March 2017 Editor's Note: This post was originally published in January 2016 and has been updated for accuracy and comprehensiveness.
Guest Blogger: Kelin Coleman, B.S. Business Administration with concentration in International Business, '17
My name is Kelin Coleman and I’m in the process of finishing the second semester of my senior year. I’m originally from Charlotte, North Carolina, but I’ve been studying at KEDGE Business School in Marseille, France for the last year and a half as part of the TABSA program. I’m a double major in French and Business with a concentration of International Business at Cameron School of Business at UNCW- and a specialization in Finance at KEDGE Business School.
Before beginning college, I knew that I wanted to travel abroad and spend as much time as I could seeing the world. Since I was younger, I knew I wanted to study abroad in France because my mom is French. The TABSA program was perfect because a dual degree program is offered in France. Although Marseille was the only option for TABSA in France, I couldn’t imagine having spent the last three semesters anywhere else. The university is located in a National Park. There are beaches, city life, hiking, and a soccer stadium - so there’s not much more I could ask for. My favorite part of studying abroad is that I’ve been able to travel from country to country like we change states in America. I’ve come to realize that reading and seeing photos of magnificent things are great but it’s incomparable to being there and experiencing it. A photo only can capture a small piece of such a large thing.

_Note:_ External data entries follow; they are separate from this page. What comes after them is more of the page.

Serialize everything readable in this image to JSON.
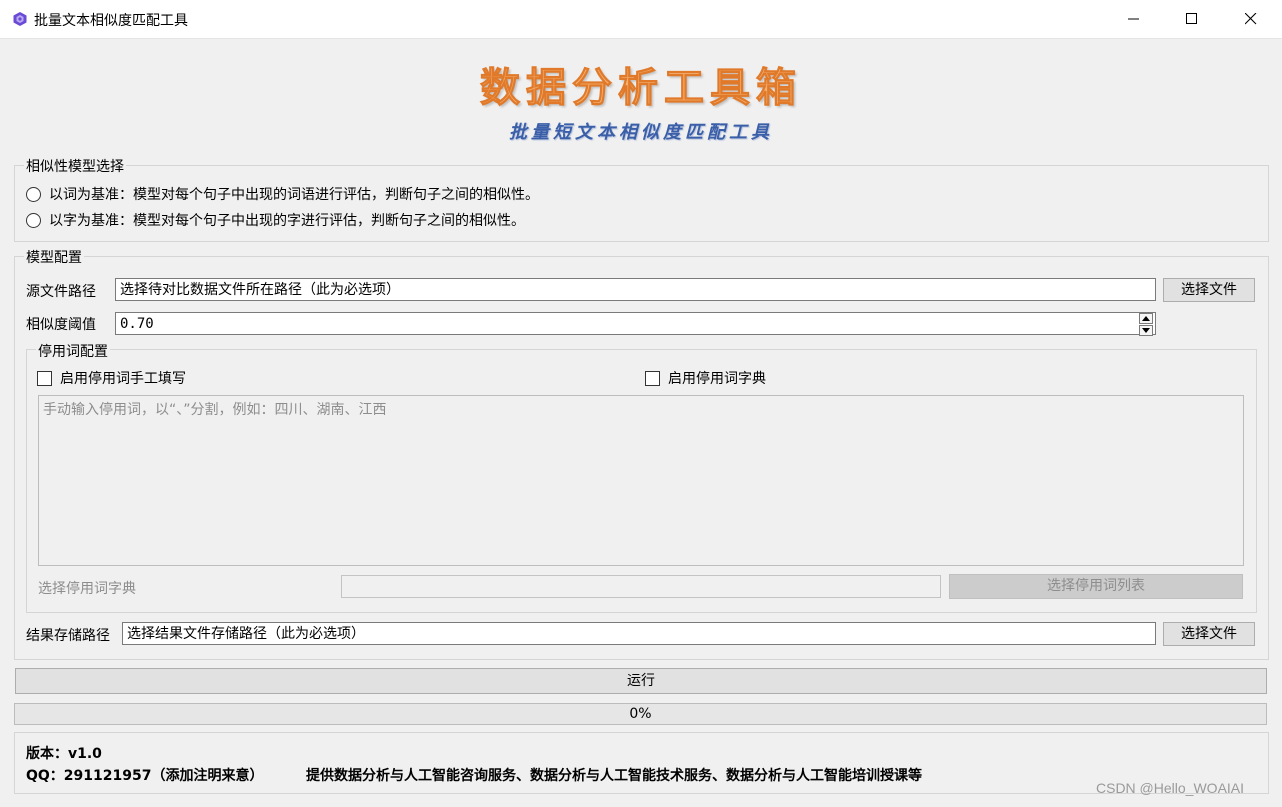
{
  "window": {
    "title": "批量文本相似度匹配工具",
    "controls": [
      "minimize-icon",
      "maximize-icon",
      "close-icon"
    ]
  },
  "banner": {
    "title": "数据分析工具箱",
    "subtitle": "批量短文本相似度匹配工具"
  },
  "model_select": {
    "legend": "相似性模型选择",
    "options": [
      {
        "label": "以词为基准：模型对每个句子中出现的词语进行评估，判断句子之间的相似性。",
        "selected": false
      },
      {
        "label": "以字为基准：模型对每个句子中出现的字进行评估，判断句子之间的相似性。",
        "selected": false
      }
    ]
  },
  "model_config": {
    "legend": "模型配置",
    "source_label": "源文件路径",
    "source_value": "选择待对比数据文件所在路径（此为必选项）",
    "source_button": "选择文件",
    "threshold_label": "相似度阈值",
    "threshold_value": "0.70",
    "stopwords": {
      "legend": "停用词配置",
      "manual_checkbox": "启用停用词手工填写",
      "dict_checkbox": "启用停用词字典",
      "textarea_placeholder": "手动输入停用词，以“、”分割，例如：四川、湖南、江西",
      "dict_label": "选择停用词字典",
      "dict_value": "",
      "dict_button": "选择停用词列表"
    },
    "result_label": "结果存储路径",
    "result_value": "选择结果文件存储路径（此为必选项）",
    "result_button": "选择文件"
  },
  "run_button": "运行",
  "progress": {
    "value": 0,
    "label": "0%"
  },
  "footer": {
    "version": "版本：v1.0",
    "qq": "QQ：291121957（添加注明来意）",
    "services": "提供数据分析与人工智能咨询服务、数据分析与人工智能技术服务、数据分析与人工智能培训授课等"
  },
  "watermark": "CSDN @Hello_WOAIAI"
}
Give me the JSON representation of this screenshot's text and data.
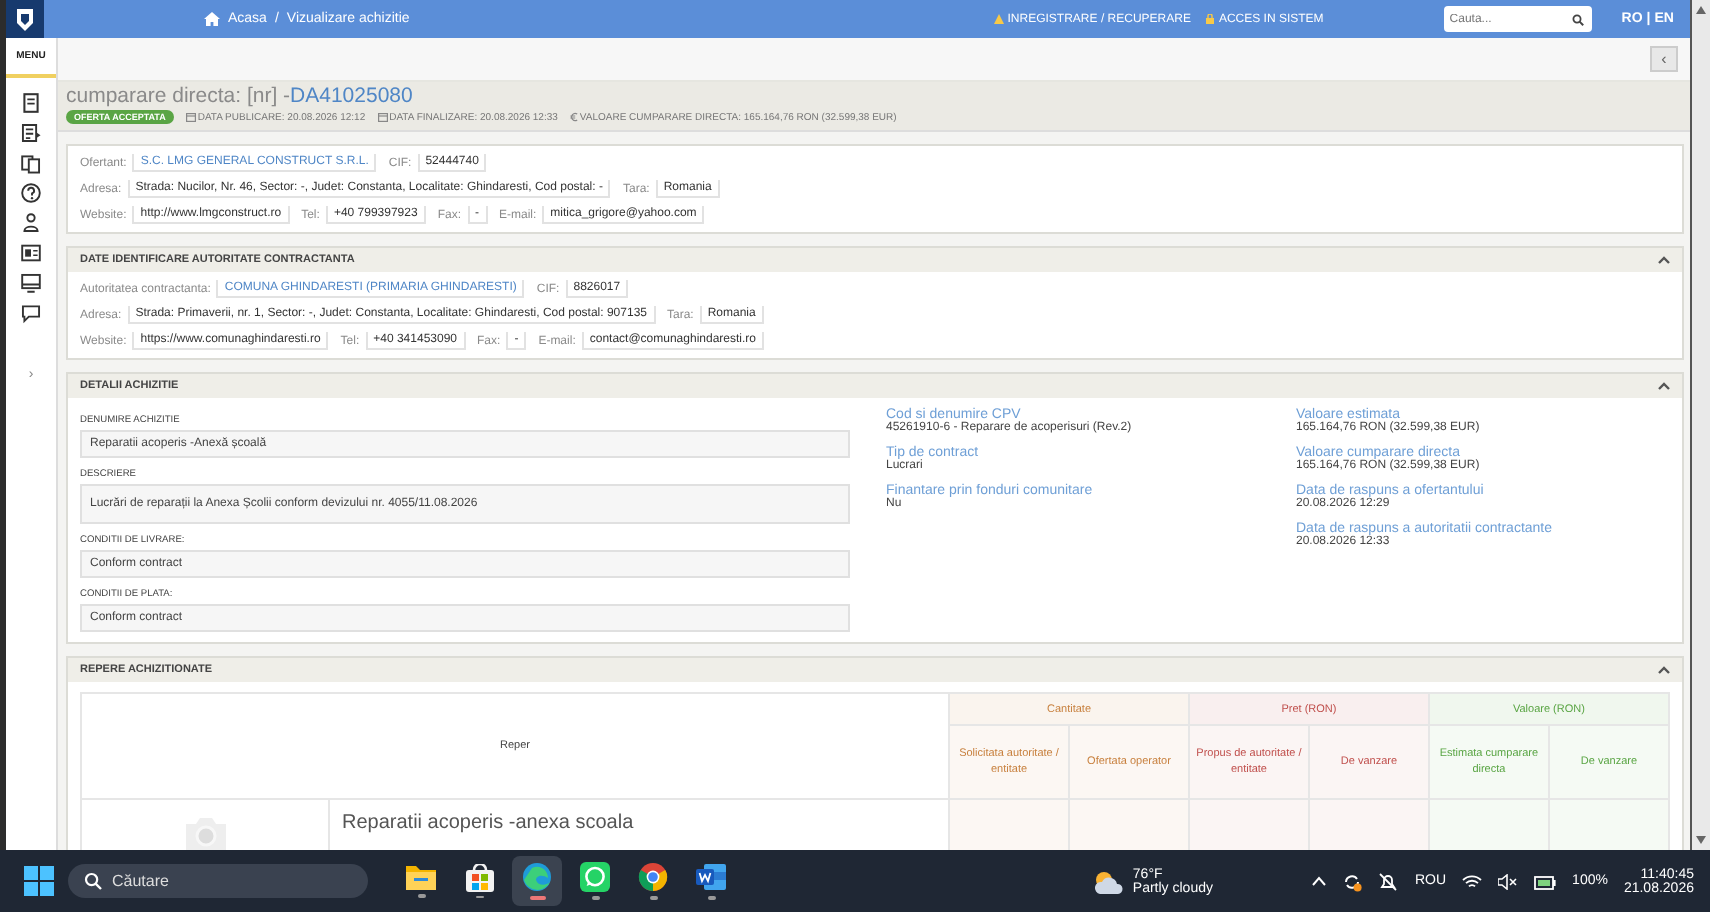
{
  "topbar": {
    "breadcrumb": [
      "Acasa",
      "Vizualizare achizitie"
    ],
    "breadcrumb_separator": "/",
    "links": [
      {
        "kind": "warning",
        "label": "INREGISTRARE / RECUPERARE"
      },
      {
        "kind": "lock",
        "label": "ACCES IN SISTEM"
      }
    ],
    "search": {
      "placeholder": "Cauta..."
    },
    "languages": [
      "RO",
      "EN"
    ],
    "language_separator": "|"
  },
  "sidebar": {
    "menu_label": "MENU",
    "toggle": "›"
  },
  "collapse_button": "‹",
  "header": {
    "title": "cumparare directa: [nr] - ",
    "code": "DA41025080",
    "status": "OFERTA ACCEPTATA",
    "meta": [
      {
        "kind": "calendar",
        "text": "DATA PUBLICARE: 20.08.2026 12:12"
      },
      {
        "kind": "calendar",
        "text": "DATA FINALIZARE: 20.08.2026 12:33"
      },
      {
        "kind": "euro",
        "text": "VALOARE CUMPARARE DIRECTA: 165.164,76  RON (32.599,38  EUR)"
      }
    ]
  },
  "offertant": {
    "lines": [
      {
        "fields": [
          {
            "label": "Ofertant:",
            "value": "S.C. LMG GENERAL CONSTRUCT S.R.L.",
            "link": true
          },
          {
            "label": "CIF:",
            "value": "52444740",
            "link": false
          }
        ]
      },
      {
        "fields": [
          {
            "label": "Adresa:",
            "value": "Strada: Nucilor, Nr. 46, Sector: -, Judet: Constanta, Localitate: Ghindaresti, Cod postal: -",
            "link": false
          },
          {
            "label": "Tara:",
            "value": "Romania",
            "link": false
          }
        ]
      },
      {
        "fields": [
          {
            "label": "Website:",
            "value": "http://www.lmgconstruct.ro",
            "link": false
          },
          {
            "label": "Tel:",
            "value": "+40 799397923",
            "link": false
          },
          {
            "label": "Fax:",
            "value": "-",
            "link": false
          },
          {
            "label": "E-mail:",
            "value": "mitica_grigore@yahoo.com",
            "link": false
          }
        ]
      }
    ]
  },
  "autoritate": {
    "title": "DATE IDENTIFICARE AUTORITATE CONTRACTANTA",
    "lines": [
      {
        "fields": [
          {
            "label": "Autoritatea contractanta:",
            "value": "COMUNA GHINDARESTI (PRIMARIA GHINDARESTI)",
            "link": true
          },
          {
            "label": "CIF:",
            "value": "8826017",
            "link": false
          }
        ]
      },
      {
        "fields": [
          {
            "label": "Adresa:",
            "value": "Strada: Primaverii, nr. 1, Sector: -, Judet: Constanta, Localitate: Ghindaresti, Cod postal: 907135",
            "link": false
          },
          {
            "label": "Tara:",
            "value": "Romania",
            "link": false
          }
        ]
      },
      {
        "fields": [
          {
            "label": "Website:",
            "value": "https://www.comunaghindaresti.ro",
            "link": false
          },
          {
            "label": "Tel:",
            "value": "+40 341453090",
            "link": false
          },
          {
            "label": "Fax:",
            "value": "-",
            "link": false
          },
          {
            "label": "E-mail:",
            "value": "contact@comunaghindaresti.ro",
            "link": false
          }
        ]
      }
    ]
  },
  "detalii": {
    "title": "DETALII ACHIZITIE",
    "fields": [
      {
        "label": "DENUMIRE ACHIZITIE",
        "value": "Reparatii acoperis -Anexă școală"
      },
      {
        "label": "DESCRIERE",
        "value": "Lucrări de reparații la Anexa Școlii conform devizului nr. 4055/11.08.2026"
      },
      {
        "label": "CONDITII DE LIVRARE:",
        "value": "Conform contract"
      },
      {
        "label": "CONDITII DE PLATA:",
        "value": "Conform contract"
      }
    ],
    "info_left": [
      {
        "label": "Cod si denumire CPV",
        "value": "45261910-6 - Reparare de acoperisuri (Rev.2)"
      },
      {
        "label": "Tip de contract",
        "value": "Lucrari"
      },
      {
        "label": "Finantare prin fonduri comunitare",
        "value": "Nu"
      }
    ],
    "info_right": [
      {
        "label": "Valoare estimata",
        "value": "165.164,76  RON (32.599,38  EUR)"
      },
      {
        "label": "Valoare cumparare directa",
        "value": "165.164,76  RON (32.599,38  EUR)"
      },
      {
        "label": "Data de raspuns a ofertantului",
        "value": "20.08.2026 12:29"
      },
      {
        "label": "Data de raspuns a autoritatii contractante",
        "value": "20.08.2026 12:33"
      }
    ]
  },
  "repere": {
    "title": "REPERE ACHIZITIONATE",
    "first_column": "Reper",
    "groups": [
      {
        "label": "Cantitate",
        "color": "#c8813f",
        "columns": [
          "Solicitata autoritate / entitate",
          "Ofertata operator"
        ]
      },
      {
        "label": "Pret (RON)",
        "color": "#c0504d",
        "columns": [
          "Propus de autoritate / entitate",
          "De vanzare"
        ]
      },
      {
        "label": "Valoare (RON)",
        "color": "#5aa544",
        "columns": [
          "Estimata cumparare directa",
          "De vanzare"
        ]
      }
    ],
    "rows": [
      {
        "name": "Reparatii acoperis -anexa scoala"
      }
    ]
  },
  "taskbar": {
    "search": {
      "placeholder": "Căutare"
    },
    "apps": [
      {
        "kind": "folder",
        "selected": false
      },
      {
        "kind": "store",
        "selected": false
      },
      {
        "kind": "edge",
        "selected": true
      },
      {
        "kind": "whatsapp",
        "selected": false
      },
      {
        "kind": "chrome",
        "selected": false
      },
      {
        "kind": "word",
        "selected": false
      }
    ],
    "weather": {
      "temperature": "76°F",
      "condition": "Partly cloudy"
    },
    "language": "ROU",
    "battery": "100%",
    "time": "11:40:45",
    "date": "21.08.2026"
  }
}
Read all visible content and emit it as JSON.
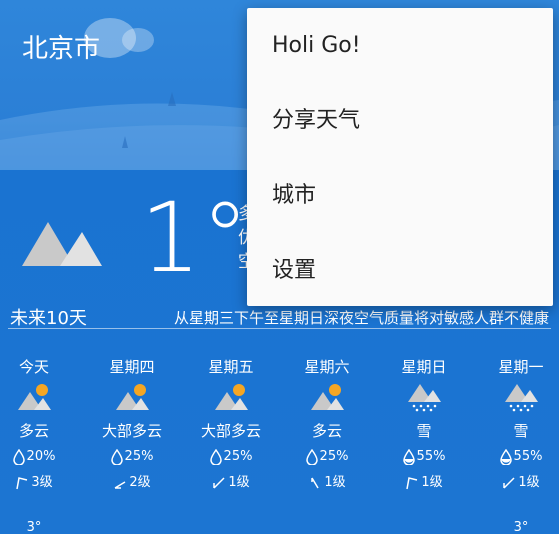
{
  "location": {
    "city": "北京市"
  },
  "current": {
    "temperature": "1°",
    "side_lines": [
      "多",
      "优",
      "空"
    ],
    "icon": "cloudy-mountains-icon"
  },
  "forecast": {
    "title": "未来10天",
    "note": "从星期三下午至星期日深夜空气质量将对敏感人群不健康",
    "days": [
      {
        "name": "今天",
        "icon": "partly-cloudy-icon",
        "condition": "多云",
        "precip": "20%",
        "wind": "3级",
        "low": "3°"
      },
      {
        "name": "星期四",
        "icon": "partly-cloudy-icon",
        "condition": "大部多云",
        "precip": "25%",
        "wind": "2级",
        "low": ""
      },
      {
        "name": "星期五",
        "icon": "partly-cloudy-icon",
        "condition": "大部多云",
        "precip": "25%",
        "wind": "1级",
        "low": ""
      },
      {
        "name": "星期六",
        "icon": "partly-cloudy-icon",
        "condition": "多云",
        "precip": "25%",
        "wind": "1级",
        "low": ""
      },
      {
        "name": "星期日",
        "icon": "snow-icon",
        "condition": "雪",
        "precip": "55%",
        "wind": "1级",
        "low": ""
      },
      {
        "name": "星期一",
        "icon": "snow-icon",
        "condition": "雪",
        "precip": "55%",
        "wind": "1级",
        "low": "3°"
      }
    ]
  },
  "menu": {
    "items": [
      {
        "label": "Holi Go!"
      },
      {
        "label": "分享天气"
      },
      {
        "label": "城市"
      },
      {
        "label": "设置"
      }
    ]
  },
  "colors": {
    "background": "#1a74d2",
    "menu_bg": "#fafafa",
    "sun": "#f5a623"
  }
}
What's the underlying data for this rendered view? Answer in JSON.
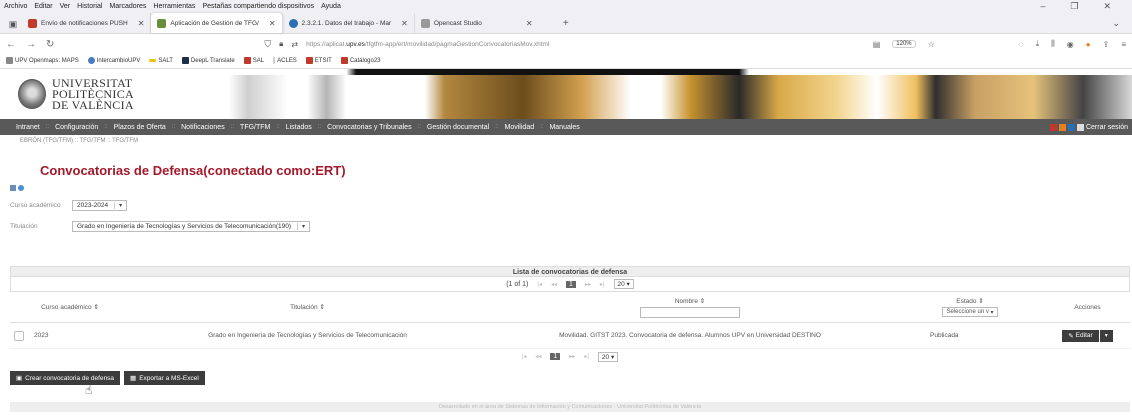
{
  "browser": {
    "menu": [
      "Archivo",
      "Editar",
      "Ver",
      "Historial",
      "Marcadores",
      "Herramientas",
      "Pestañas compartiendo dispositivos",
      "Ayuda"
    ],
    "tabs": [
      {
        "label": "Envío de notificaciones PUSH",
        "color": "#c0392b"
      },
      {
        "label": "Aplicación de Gestión de TFG/",
        "color": "#6a8f3a"
      },
      {
        "label": "2.3.2.1. Datos del trabajo - Mar",
        "color": "#2a6fb5"
      },
      {
        "label": "Opencast Studio",
        "color": "#999999"
      }
    ],
    "url_prefix": "https://aplicat.",
    "url_domain": "upv.es",
    "url_rest": "/tfgtfm-app/ert/movilidad/pagmaGestionConvocatoriasMov.xhtml",
    "zoom": "120%",
    "bookmarks": [
      {
        "label": "UPV Openmaps: MAPS",
        "color": "#888888"
      },
      {
        "label": "IntercambioUPV",
        "color": "#4a7abf"
      },
      {
        "label": "SALT",
        "color": "#f1c40f"
      },
      {
        "label": "DeepL Translate",
        "color": "#1c2e4a"
      },
      {
        "label": "SAL",
        "color": "#c0392b"
      },
      {
        "label": "ACLES",
        "color": "#cccccc"
      },
      {
        "label": "ETSIT",
        "color": "#c0392b"
      },
      {
        "label": "Catálogo23",
        "color": "#c0392b"
      }
    ]
  },
  "site": {
    "logo_lines": [
      "UNIVERSITAT",
      "POLITÈCNICA",
      "DE VALÈNCIA"
    ],
    "nav": [
      "Intranet",
      "Configuración",
      "Plazos de Oferta",
      "Notificaciones",
      "TFG/TFM",
      "Listados",
      "Convocatorias y Tribunales",
      "Gestión documental",
      "Movilidad",
      "Manuales"
    ],
    "logout": "Cerrar sesión",
    "breadcrumb": "EBRÓN (TFG/TFM) :: TFG/TFM :: TFG/TFM"
  },
  "page": {
    "title": "Convocatorias de Defensa(conectado como:ERT)",
    "curso_label": "Curso académico",
    "curso_value": "2023-2024",
    "titulacion_label": "Titulación",
    "titulacion_value": "Grado en Ingeniería de Tecnologías y Servicios de Telecomunicación(190)"
  },
  "table": {
    "caption": "Lista de convocatorias de defensa",
    "page_info": "(1 of 1)",
    "current_page": "1",
    "rows_per_page": "20",
    "headers": {
      "curso": "Curso académico ⇕",
      "titulacion": "Titulación ⇕",
      "nombre": "Nombre ⇕",
      "estado": "Estado ⇕",
      "estado_placeholder": "Seleccione un v",
      "acciones": "Acciones"
    },
    "rows": [
      {
        "curso": "2023",
        "titulacion": "Grado en Ingeniería de Tecnologías y Servicios de Telecomunicación",
        "nombre": "Movilidad. GITST 2023. Convocatoria de defensa. Alumnos UPV en Universidad DESTINO",
        "estado": "Publicada",
        "edit_label": "Editar"
      }
    ]
  },
  "actions": {
    "create": "Crear convocatoria de defensa",
    "export": "Exportar a MS-Excel"
  },
  "footer": "Desarrollado en el área de Sistemas de Información y Comunicaciones - Universitat Politècnica de València"
}
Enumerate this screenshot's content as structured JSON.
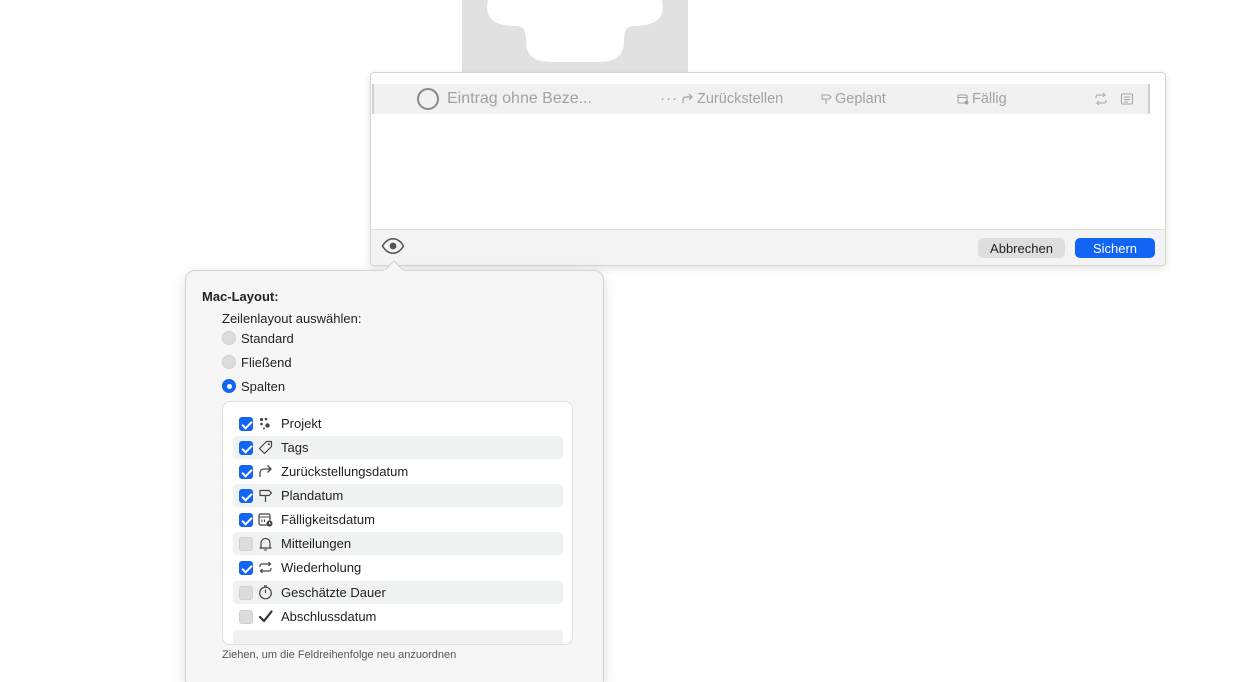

TABSA has taught me how to be a global citizen. Through the diverse students, travel opportunities, and work experience, I’ve learned how to interact in a respectful manner with people from all over the world. I took a class dedicated to teaching students about the cultural norms in the business world of different countries, which helped me feel more comfortable as I interviewed for internships these past months. To anyone considering TABSA, the most important advice I have received was from one of my professors at KEDGE. He told me that if I’m not scared at least one time a day then I’m not taking advantage of my opportunities. I’d keep this in mind as you go through the process of applying, traveling, and doing the program. Moving overseas is scary. I was terrified when I couldn’t see my parent’s face after security at the airport the first time I left, but if I never got on the plane, I never would have been able to experience the most amazing two years of my life.